> [About this exercise]:
Go over the data and copy out each line with "title" in it.
Entries provided: Begin
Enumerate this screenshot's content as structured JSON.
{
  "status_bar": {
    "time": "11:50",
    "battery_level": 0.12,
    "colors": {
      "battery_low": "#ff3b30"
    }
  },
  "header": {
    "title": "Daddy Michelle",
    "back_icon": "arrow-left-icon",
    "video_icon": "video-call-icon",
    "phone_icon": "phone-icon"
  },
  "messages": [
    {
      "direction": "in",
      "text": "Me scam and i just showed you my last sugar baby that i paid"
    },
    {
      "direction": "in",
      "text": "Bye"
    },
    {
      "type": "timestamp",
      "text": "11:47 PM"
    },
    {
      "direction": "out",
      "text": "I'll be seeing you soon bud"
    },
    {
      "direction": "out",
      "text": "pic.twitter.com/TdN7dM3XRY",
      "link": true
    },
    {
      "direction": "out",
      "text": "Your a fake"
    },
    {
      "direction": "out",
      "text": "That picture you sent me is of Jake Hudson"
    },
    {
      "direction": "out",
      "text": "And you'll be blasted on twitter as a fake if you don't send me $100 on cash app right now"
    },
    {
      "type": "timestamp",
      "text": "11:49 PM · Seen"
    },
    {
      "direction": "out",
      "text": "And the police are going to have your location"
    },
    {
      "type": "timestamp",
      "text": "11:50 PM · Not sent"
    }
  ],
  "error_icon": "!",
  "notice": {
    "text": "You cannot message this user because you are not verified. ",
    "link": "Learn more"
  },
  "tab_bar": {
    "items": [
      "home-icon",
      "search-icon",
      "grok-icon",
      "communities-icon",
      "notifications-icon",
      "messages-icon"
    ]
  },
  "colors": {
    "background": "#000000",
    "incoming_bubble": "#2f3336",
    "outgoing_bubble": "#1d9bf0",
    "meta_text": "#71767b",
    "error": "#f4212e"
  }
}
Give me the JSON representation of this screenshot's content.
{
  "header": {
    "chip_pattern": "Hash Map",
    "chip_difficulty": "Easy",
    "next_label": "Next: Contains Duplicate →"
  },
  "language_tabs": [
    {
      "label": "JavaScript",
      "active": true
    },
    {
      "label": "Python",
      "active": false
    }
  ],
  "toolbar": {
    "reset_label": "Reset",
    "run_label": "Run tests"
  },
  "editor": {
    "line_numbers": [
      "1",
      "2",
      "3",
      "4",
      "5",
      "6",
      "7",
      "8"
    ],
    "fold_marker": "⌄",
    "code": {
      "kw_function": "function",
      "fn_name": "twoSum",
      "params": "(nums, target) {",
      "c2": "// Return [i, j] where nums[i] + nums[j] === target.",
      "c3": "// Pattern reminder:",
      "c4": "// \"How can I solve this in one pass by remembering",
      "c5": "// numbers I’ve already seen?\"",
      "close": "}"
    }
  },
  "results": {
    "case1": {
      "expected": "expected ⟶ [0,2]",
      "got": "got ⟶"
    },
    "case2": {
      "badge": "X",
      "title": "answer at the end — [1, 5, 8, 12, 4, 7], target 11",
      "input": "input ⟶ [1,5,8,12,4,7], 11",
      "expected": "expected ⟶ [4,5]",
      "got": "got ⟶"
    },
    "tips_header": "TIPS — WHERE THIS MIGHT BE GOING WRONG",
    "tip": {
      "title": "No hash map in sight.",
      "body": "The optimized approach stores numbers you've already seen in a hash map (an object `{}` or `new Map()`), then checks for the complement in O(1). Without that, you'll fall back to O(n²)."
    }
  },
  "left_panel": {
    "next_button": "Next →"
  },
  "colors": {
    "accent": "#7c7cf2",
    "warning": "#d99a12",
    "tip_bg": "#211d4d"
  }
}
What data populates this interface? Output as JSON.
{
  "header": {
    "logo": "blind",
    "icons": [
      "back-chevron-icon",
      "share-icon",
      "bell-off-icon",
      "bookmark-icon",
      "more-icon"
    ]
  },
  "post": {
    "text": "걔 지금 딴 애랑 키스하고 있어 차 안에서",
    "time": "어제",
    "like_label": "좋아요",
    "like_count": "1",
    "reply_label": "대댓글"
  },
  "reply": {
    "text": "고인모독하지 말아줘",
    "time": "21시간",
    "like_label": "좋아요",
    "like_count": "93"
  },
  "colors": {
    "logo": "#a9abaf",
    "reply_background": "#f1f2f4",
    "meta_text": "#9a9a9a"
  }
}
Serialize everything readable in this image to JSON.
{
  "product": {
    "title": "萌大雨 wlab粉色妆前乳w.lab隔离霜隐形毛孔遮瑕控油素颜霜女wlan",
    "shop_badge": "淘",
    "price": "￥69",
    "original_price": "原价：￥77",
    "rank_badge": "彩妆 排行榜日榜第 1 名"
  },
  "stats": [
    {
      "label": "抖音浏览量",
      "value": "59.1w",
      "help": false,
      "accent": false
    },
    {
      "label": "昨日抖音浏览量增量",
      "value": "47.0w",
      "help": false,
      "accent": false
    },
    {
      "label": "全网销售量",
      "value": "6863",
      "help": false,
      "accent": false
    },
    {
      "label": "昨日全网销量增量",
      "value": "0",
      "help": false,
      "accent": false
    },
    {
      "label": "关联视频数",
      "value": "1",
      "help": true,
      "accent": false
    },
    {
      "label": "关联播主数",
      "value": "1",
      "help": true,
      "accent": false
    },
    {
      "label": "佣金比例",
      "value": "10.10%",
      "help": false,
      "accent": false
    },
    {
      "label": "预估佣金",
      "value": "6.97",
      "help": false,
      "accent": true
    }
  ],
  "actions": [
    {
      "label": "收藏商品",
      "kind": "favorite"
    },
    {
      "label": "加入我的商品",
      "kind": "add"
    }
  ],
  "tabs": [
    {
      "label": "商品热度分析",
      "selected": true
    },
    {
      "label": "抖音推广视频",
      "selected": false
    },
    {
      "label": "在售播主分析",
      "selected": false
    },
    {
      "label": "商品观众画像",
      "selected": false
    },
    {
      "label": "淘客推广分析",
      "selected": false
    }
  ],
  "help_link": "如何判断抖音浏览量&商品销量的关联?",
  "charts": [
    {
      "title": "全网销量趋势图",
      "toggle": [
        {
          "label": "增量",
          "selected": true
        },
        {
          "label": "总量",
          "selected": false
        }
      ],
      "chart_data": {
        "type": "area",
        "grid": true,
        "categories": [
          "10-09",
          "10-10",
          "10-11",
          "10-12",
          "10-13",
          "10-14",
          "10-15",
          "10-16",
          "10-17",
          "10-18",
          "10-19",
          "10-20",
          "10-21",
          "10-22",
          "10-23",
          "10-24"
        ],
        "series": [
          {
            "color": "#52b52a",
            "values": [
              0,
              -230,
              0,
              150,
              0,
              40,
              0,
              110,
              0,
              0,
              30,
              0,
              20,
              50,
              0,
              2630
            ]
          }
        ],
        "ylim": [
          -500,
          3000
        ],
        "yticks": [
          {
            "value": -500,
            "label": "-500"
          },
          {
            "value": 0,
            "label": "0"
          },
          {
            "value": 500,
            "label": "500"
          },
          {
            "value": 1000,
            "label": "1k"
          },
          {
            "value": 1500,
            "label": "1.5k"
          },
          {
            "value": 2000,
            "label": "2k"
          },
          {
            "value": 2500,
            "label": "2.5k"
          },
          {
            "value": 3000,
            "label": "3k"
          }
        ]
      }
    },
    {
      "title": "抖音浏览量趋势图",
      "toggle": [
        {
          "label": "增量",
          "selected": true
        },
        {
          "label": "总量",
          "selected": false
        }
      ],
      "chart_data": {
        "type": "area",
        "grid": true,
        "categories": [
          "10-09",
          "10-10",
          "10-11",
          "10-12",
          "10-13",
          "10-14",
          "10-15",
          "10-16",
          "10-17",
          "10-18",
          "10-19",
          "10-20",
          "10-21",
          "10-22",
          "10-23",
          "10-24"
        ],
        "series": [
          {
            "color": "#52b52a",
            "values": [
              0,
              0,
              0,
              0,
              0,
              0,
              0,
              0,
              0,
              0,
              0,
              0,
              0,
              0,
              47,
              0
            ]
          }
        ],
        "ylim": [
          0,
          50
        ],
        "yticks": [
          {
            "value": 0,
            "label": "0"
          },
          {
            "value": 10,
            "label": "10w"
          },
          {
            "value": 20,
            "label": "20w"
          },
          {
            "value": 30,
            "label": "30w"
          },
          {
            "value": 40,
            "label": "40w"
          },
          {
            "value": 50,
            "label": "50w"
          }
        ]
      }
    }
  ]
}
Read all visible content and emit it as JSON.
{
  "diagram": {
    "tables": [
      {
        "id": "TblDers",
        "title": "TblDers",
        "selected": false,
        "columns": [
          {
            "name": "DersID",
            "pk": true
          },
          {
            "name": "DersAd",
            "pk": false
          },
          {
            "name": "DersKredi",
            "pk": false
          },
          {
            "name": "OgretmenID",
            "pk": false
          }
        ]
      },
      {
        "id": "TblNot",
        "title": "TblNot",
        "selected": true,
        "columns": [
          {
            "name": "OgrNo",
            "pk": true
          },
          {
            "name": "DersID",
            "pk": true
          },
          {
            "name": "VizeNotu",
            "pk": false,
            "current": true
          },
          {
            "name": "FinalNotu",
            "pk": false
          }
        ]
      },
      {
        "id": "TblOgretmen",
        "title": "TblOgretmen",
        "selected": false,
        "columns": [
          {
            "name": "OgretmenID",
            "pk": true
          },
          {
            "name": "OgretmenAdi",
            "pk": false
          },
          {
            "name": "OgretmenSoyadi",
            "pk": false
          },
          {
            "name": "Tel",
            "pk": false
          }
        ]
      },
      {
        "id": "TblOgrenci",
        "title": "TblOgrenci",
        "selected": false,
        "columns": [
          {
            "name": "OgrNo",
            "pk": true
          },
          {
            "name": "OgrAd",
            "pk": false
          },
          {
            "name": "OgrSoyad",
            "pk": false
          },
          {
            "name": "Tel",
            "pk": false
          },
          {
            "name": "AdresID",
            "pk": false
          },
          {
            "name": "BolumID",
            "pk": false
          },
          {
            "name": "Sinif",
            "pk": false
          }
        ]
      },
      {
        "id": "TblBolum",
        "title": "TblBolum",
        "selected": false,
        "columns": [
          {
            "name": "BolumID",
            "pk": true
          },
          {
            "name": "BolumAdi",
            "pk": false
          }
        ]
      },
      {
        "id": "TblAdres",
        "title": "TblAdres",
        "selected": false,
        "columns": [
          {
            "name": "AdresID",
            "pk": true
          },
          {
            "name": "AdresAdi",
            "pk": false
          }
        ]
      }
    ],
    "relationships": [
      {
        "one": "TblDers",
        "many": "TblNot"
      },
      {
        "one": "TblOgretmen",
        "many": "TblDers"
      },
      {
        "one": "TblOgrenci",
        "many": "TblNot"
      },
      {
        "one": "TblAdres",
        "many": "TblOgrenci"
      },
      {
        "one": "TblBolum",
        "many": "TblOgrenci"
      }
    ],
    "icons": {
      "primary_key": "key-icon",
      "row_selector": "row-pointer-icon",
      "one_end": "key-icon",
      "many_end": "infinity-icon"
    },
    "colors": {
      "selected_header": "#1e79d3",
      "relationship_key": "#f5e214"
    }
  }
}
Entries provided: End
> [Output below]:
    "title": "Daddy Michelle",
      "title": "answer at the end — [1, 5, 8, 12, 4, 7], target 11",
      "title": "No hash map in sight.",
    "title": "萌大雨 wlab粉色妆前乳w.lab隔离霜隐形毛孔遮瑕控油素颜霜女wlan",
      "title": "全网销量趋势图",
      "title": "抖音浏览量趋势图",
        "title": "TblDers",
        "title": "TblNot",
        "title": "TblOgretmen",
        "title": "TblOgrenci",
        "title": "TblBolum",
        "title": "TblAdres",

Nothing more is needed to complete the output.